(Beginning of Entries provided)

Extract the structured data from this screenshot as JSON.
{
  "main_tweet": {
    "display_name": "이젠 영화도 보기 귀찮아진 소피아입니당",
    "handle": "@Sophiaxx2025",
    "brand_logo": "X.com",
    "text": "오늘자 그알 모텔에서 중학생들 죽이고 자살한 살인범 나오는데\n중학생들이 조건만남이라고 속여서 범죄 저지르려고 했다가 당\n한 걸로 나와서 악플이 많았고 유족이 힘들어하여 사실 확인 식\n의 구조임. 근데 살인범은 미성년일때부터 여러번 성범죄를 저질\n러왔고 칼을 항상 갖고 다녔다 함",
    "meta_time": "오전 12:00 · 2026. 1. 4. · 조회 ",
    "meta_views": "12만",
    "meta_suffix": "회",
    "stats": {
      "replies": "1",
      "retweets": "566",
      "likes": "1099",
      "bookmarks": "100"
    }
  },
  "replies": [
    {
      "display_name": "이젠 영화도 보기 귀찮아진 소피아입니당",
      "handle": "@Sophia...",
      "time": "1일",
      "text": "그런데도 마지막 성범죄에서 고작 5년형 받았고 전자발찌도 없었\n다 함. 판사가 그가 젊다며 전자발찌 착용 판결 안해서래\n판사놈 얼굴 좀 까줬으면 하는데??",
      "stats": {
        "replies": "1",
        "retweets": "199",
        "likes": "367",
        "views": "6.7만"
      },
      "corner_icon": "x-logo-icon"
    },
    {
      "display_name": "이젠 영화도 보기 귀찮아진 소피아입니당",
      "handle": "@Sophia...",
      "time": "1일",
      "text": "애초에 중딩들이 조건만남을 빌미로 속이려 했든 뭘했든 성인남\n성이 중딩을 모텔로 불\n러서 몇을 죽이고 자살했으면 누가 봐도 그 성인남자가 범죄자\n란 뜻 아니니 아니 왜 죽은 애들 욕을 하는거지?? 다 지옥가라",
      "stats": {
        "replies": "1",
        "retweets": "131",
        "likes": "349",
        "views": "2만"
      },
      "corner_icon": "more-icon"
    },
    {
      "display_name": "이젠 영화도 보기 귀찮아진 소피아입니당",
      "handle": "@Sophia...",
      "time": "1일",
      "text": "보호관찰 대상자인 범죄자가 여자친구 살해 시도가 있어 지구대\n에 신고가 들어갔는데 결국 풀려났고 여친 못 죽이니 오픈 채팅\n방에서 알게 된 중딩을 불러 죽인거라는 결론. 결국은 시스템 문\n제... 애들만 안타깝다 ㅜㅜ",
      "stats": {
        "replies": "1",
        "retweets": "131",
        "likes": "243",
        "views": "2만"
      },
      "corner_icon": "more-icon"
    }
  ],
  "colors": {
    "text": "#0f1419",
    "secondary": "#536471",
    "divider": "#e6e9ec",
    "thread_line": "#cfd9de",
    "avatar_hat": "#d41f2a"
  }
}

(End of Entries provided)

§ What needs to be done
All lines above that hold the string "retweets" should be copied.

§ Answer below
      "retweets": "566",
        "retweets": "199",
        "retweets": "131",
        "retweets": "131",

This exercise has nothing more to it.